Corporate Social Responsibility (CSR) is no longer just a buzzword; it’s a guiding principle for companies that want to make a positive impact on society while achieving business success. In this blog post, we’ll explore the concept of job-specific CSR and how it’s reshaping the modern workplace. We’ll delve into how businesses are integrating CSR into their job roles and responsibilities, the benefits of doing so, and real-world examples of companies leading the way.
The Evolution of CSR
Traditionally, CSR initiatives were seen as separate from everyday business operations. Companies engaged in philanthropic activities, environmental sustainability projects, and community engagement on the side. Today, CSR has evolved to become an integral part of a company’s core values and operations, including the jobs of its employees.

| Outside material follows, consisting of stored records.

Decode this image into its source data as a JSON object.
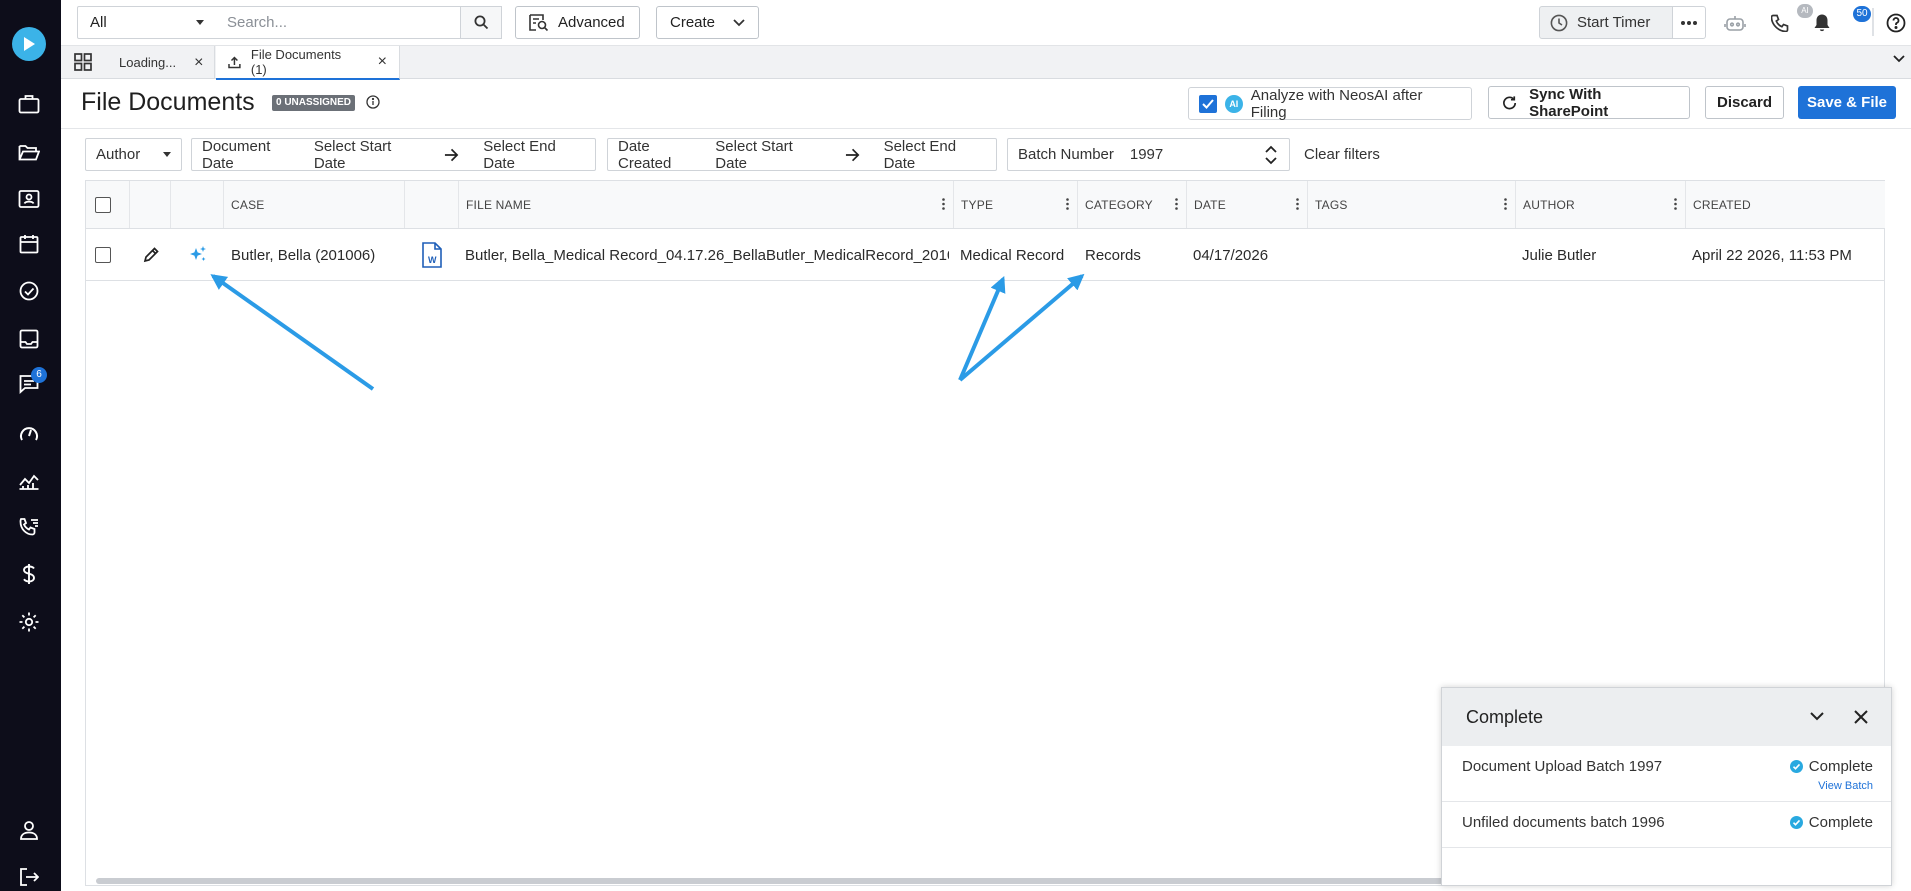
{
  "topbar": {
    "scope_value": "All",
    "search_placeholder": "Search...",
    "advanced_label": "Advanced",
    "create_label": "Create",
    "timer_label": "Start Timer",
    "ai_badge": "AI",
    "notification_count": "50"
  },
  "sidebar": {
    "messages_badge": "6"
  },
  "tabs": [
    {
      "label": "Loading..."
    },
    {
      "label": "File Documents (1)"
    }
  ],
  "page": {
    "title": "File Documents",
    "unassigned_badge": "0 UNASSIGNED",
    "analyze_label": "Analyze with NeosAI after Filing",
    "ai_label": "AI",
    "sync_label": "Sync With SharePoint",
    "discard_label": "Discard",
    "save_label": "Save & File"
  },
  "filters": {
    "author_label": "Author",
    "document_date_label": "Document Date",
    "date_created_label": "Date Created",
    "start_placeholder": "Select Start Date",
    "end_placeholder": "Select End Date",
    "batch_label": "Batch Number",
    "batch_value": "1997",
    "clear_label": "Clear filters"
  },
  "table": {
    "columns": [
      "CASE",
      "FILE NAME",
      "TYPE",
      "CATEGORY",
      "DATE",
      "TAGS",
      "AUTHOR",
      "CREATED"
    ],
    "rows": [
      {
        "case": "Butler, Bella (201006)",
        "file_name": "Butler, Bella_Medical Record_04.17.26_BellaButler_MedicalRecord_2010...",
        "type": "Medical Record",
        "category": "Records",
        "date": "04/17/2026",
        "tags": "",
        "author": "Julie Butler",
        "created": "April 22 2026, 11:53 PM"
      }
    ]
  },
  "panel": {
    "title": "Complete",
    "items": [
      {
        "name": "Document Upload Batch 1997",
        "status": "Complete",
        "link": "View Batch"
      },
      {
        "name": "Unfiled documents batch 1996",
        "status": "Complete"
      }
    ]
  },
  "colors": {
    "accent": "#1e72d8",
    "sidebar": "#0d0d1a",
    "logo": "#3bb3e8",
    "annotation_arrow": "#2b9be6"
  }
}
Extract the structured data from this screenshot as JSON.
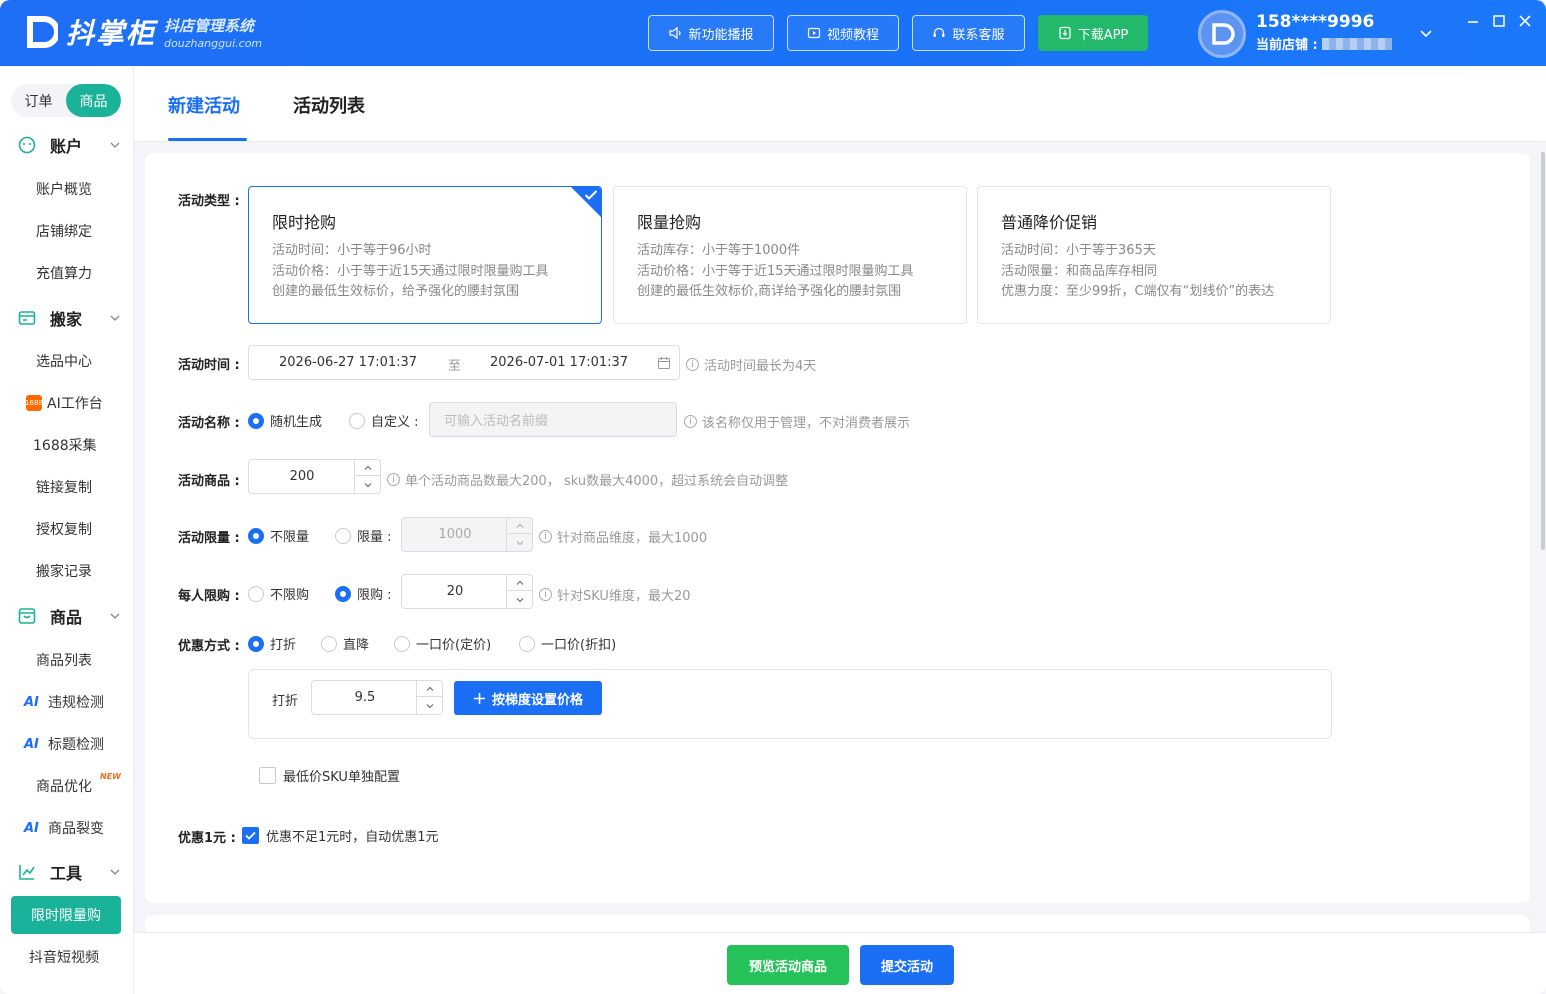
{
  "app": {
    "logo_main": "抖掌柜",
    "logo_sub": "抖店管理系统",
    "logo_domain": "douzhanggui.com"
  },
  "header": {
    "buttons": [
      {
        "label": "新功能播报",
        "icon": "speaker-icon"
      },
      {
        "label": "视频教程",
        "icon": "video-icon"
      },
      {
        "label": "联系客服",
        "icon": "headset-icon"
      },
      {
        "label": "下载APP",
        "icon": "download-icon"
      }
    ],
    "user_phone": "158****9996",
    "store_label": "当前店铺 :"
  },
  "sidebar": {
    "segments": [
      "订单",
      "商品"
    ],
    "active_segment": "商品",
    "groups": [
      {
        "label": "账户",
        "icon": "account-icon",
        "items": [
          "账户概览",
          "店铺绑定",
          "充值算力"
        ]
      },
      {
        "label": "搬家",
        "icon": "move-icon",
        "items": [
          "选品中心",
          "AI工作台",
          "1688采集",
          "链接复制",
          "授权复制",
          "搬家记录"
        ]
      },
      {
        "label": "商品",
        "icon": "goods-icon",
        "items": [
          "商品列表",
          "违规检测",
          "标题检测",
          "商品优化",
          "商品裂变"
        ]
      },
      {
        "label": "工具",
        "icon": "chart-icon",
        "items": [
          "限时限量购",
          "抖音短视频"
        ]
      }
    ],
    "ai_badge": "AI",
    "new_badge": "NEW",
    "badge_1688": "1688",
    "active_item": "限时限量购"
  },
  "tabs": [
    {
      "label": "新建活动",
      "active": true
    },
    {
      "label": "活动列表",
      "active": false
    }
  ],
  "form": {
    "type_label": "活动类型 :",
    "types": [
      {
        "title": "限时抢购",
        "lines": [
          "活动时间：小于等于96小时",
          "活动价格：小于等于近15天通过限时限量购工具",
          "创建的最低生效标价，给予强化的腰封氛围"
        ],
        "selected": true
      },
      {
        "title": "限量抢购",
        "lines": [
          "活动库存：小于等于1000件",
          "活动价格：小于等于近15天通过限时限量购工具",
          "创建的最低生效标价,商详给予强化的腰封氛围"
        ],
        "selected": false
      },
      {
        "title": "普通降价促销",
        "lines": [
          "活动时间：小于等于365天",
          "活动限量：和商品库存相同",
          "优惠力度：至少99折，C端仅有“划线价”的表达"
        ],
        "selected": false
      }
    ],
    "time_label": "活动时间 :",
    "time_start": "2026-06-27 17:01:37",
    "time_to": "至",
    "time_end": "2026-07-01 17:01:37",
    "time_hint": "活动时间最长为4天",
    "name_label": "活动名称 :",
    "name_opt_random": "随机生成",
    "name_opt_custom": "自定义 :",
    "name_placeholder": "可输入活动名前缀",
    "name_hint": "该名称仅用于管理，不对消费者展示",
    "goods_label": "活动商品 :",
    "goods_value": "200",
    "goods_hint": "单个活动商品数最大200， sku数最大4000，超过系统会自动调整",
    "limit_label": "活动限量 :",
    "limit_opt_none": "不限量",
    "limit_opt_limit": "限量 :",
    "limit_value": "1000",
    "limit_hint": "针对商品维度，最大1000",
    "per_label": "每人限购 :",
    "per_opt_none": "不限购",
    "per_opt_limit": "限购 :",
    "per_value": "20",
    "per_hint": "针对SKU维度，最大20",
    "disc_label": "优惠方式 :",
    "disc_opts": [
      "打折",
      "直降",
      "一口价(定价)",
      "一口价(折扣)"
    ],
    "disc_field_label": "打折",
    "disc_value": "9.5",
    "tier_button": "按梯度设置价格",
    "min_sku_label": "最低价SKU单独配置",
    "yuan_label": "优惠1元 :",
    "yuan_text": "优惠不足1元时，自动优惠1元"
  },
  "footer": {
    "preview_button": "预览活动商品",
    "submit_button": "提交活动"
  },
  "colors": {
    "primary": "#1b6ff5",
    "teal": "#1bb29a",
    "green": "#25c25a"
  }
}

Job-Specific CSR: What Is It?
Job-specific CSR, also known as job-specific sustainability or social responsibility, involves incorporating CSR principles directly into an employee’s job responsibilities. It means that beyond the company’s broader CSR initiatives, each employee has a specific role to play in advancing the company’s social and environmental objectives.
How Job-Specific CSR Works
Job-specific CSR can manifest in various ways:
Customer-Facing Roles: Employees in customer-facing positions may be tasked with promoting sustainable products, educating customers about ethical choices, or helping clients make socially responsible decisions.
Product Development and Design: Teams responsible for product development can focus on creating sustainable, eco-friendly, or ethically sourced products.
Supply Chain and Procurement: Employees involved in the supply chain can work to ensure that materials are responsibly sourced, reducing the environmental and social impact.
Human Resources: HR departments can promote diversity, equity, and inclusion by implementing fair hiring practices and creating a workplace that values all individuals.
Benefits of Job-Specific CSR
Employee Engagement: When employees see that their daily work contributes to a broader social or environmental mission, they tend to feel more engaged and motivated.
Brand and Reputation: Job-specific CSR can significantly enhance a company’s reputation, making it more appealing to socially conscious consumers and potential employees.
Innovation: Integrating CSR into job roles often spurs innovation as employees seek creative solutions to meet sustainability and social responsibility goals.
Talent Attraction and Retention: Companies that prioritize CSR in job roles are more attractive to top talent who want to work for organizations with a sense of purpose.
Patagonia: The outdoor clothing company has a dedicated team of environmental stewards who work on product development and sourcing, ensuring the brand’s commitment to sustainability is integrated into their job roles.
Salesforce: As part of their job-specific CSR efforts, Salesforce employees volunteer their time and skills to support nonprofit organizations. This not only contributes to the community but also enhances employee satisfaction.
Unilever: Unilever’s sustainability plan is incorporated into the roles of employees throughout the company, from responsible sourcing in procurement to environmentally conscious product development.
Job-specific CSR is a powerful way for companies to align their business goals with their commitment to social and environmental responsibility. By integrating CSR principles into job roles, companies create a workplace culture that fosters innovation, motivates employees, and enhances their reputation. In doing so, they contribute to the greater good while achieving business success, proving that social responsibility is not an isolated initiative but an integral part of modern corporate strategy.